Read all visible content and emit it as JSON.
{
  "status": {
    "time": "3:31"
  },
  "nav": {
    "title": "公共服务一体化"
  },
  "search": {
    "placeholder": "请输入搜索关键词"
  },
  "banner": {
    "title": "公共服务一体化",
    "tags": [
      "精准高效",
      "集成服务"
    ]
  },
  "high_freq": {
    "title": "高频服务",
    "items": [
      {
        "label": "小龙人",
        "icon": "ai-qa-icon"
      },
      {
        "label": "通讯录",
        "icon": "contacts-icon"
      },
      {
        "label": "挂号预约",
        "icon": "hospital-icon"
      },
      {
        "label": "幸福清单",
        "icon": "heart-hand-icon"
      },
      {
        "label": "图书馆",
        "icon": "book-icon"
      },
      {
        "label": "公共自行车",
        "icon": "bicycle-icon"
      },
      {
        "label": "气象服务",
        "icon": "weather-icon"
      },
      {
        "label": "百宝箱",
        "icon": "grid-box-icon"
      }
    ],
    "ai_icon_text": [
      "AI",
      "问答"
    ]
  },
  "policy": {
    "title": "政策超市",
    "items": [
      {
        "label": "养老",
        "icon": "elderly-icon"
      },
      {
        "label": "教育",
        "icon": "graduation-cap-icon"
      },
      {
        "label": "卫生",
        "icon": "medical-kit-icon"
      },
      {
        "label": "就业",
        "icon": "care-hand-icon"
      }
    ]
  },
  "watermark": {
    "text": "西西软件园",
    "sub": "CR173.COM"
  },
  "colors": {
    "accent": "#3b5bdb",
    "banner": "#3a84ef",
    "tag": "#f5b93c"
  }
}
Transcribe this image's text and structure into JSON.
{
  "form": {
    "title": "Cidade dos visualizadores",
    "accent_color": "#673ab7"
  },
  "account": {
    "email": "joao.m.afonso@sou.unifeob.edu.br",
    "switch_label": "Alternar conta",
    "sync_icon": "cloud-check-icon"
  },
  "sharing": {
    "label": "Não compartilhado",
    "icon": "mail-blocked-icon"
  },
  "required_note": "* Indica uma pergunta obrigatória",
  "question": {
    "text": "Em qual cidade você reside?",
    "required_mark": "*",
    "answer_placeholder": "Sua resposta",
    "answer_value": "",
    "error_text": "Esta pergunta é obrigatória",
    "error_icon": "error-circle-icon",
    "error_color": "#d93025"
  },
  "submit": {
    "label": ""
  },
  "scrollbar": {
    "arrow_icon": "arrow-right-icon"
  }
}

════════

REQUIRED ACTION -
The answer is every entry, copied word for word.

WRITTEN ANSWER -
Read all visible content and emit it as JSON.
{
  "status": {
    "time": "3:31"
  },
  "nav": {
    "title": "公共服务一体化"
  },
  "search": {
    "placeholder": "请输入搜索关键词"
  },
  "banner": {
    "title": "公共服务一体化",
    "tags": [
      "精准高效",
      "集成服务"
    ]
  },
  "high_freq": {
    "title": "高频服务",
    "items": [
      {
        "label": "小龙人",
        "icon": "ai-qa-icon"
      },
      {
        "label": "通讯录",
        "icon": "contacts-icon"
      },
      {
        "label": "挂号预约",
        "icon": "hospital-icon"
      },
      {
        "label": "幸福清单",
        "icon": "heart-hand-icon"
      },
      {
        "label": "图书馆",
        "icon": "book-icon"
      },
      {
        "label": "公共自行车",
        "icon": "bicycle-icon"
      },
      {
        "label": "气象服务",
        "icon": "weather-icon"
      },
      {
        "label": "百宝箱",
        "icon": "grid-box-icon"
      }
    ],
    "ai_icon_text": [
      "AI",
      "问答"
    ]
  },
  "policy": {
    "title": "政策超市",
    "items": [
      {
        "label": "养老",
        "icon": "elderly-icon"
      },
      {
        "label": "教育",
        "icon": "graduation-cap-icon"
      },
      {
        "label": "卫生",
        "icon": "medical-kit-icon"
      },
      {
        "label": "就业",
        "icon": "care-hand-icon"
      }
    ]
  },
  "watermark": {
    "text": "西西软件园",
    "sub": "CR173.COM"
  },
  "colors": {
    "accent": "#3b5bdb",
    "banner": "#3a84ef",
    "tag": "#f5b93c"
  }
}
Transcribe this image's text and structure into JSON.
{
  "form": {
    "title": "Cidade dos visualizadores",
    "accent_color": "#673ab7"
  },
  "account": {
    "email": "joao.m.afonso@sou.unifeob.edu.br",
    "switch_label": "Alternar conta",
    "sync_icon": "cloud-check-icon"
  },
  "sharing": {
    "label": "Não compartilhado",
    "icon": "mail-blocked-icon"
  },
  "required_note": "* Indica uma pergunta obrigatória",
  "question": {
    "text": "Em qual cidade você reside?",
    "required_mark": "*",
    "answer_placeholder": "Sua resposta",
    "answer_value": "",
    "error_text": "Esta pergunta é obrigatória",
    "error_icon": "error-circle-icon",
    "error_color": "#d93025"
  },
  "submit": {
    "label": ""
  },
  "scrollbar": {
    "arrow_icon": "arrow-right-icon"
  }
}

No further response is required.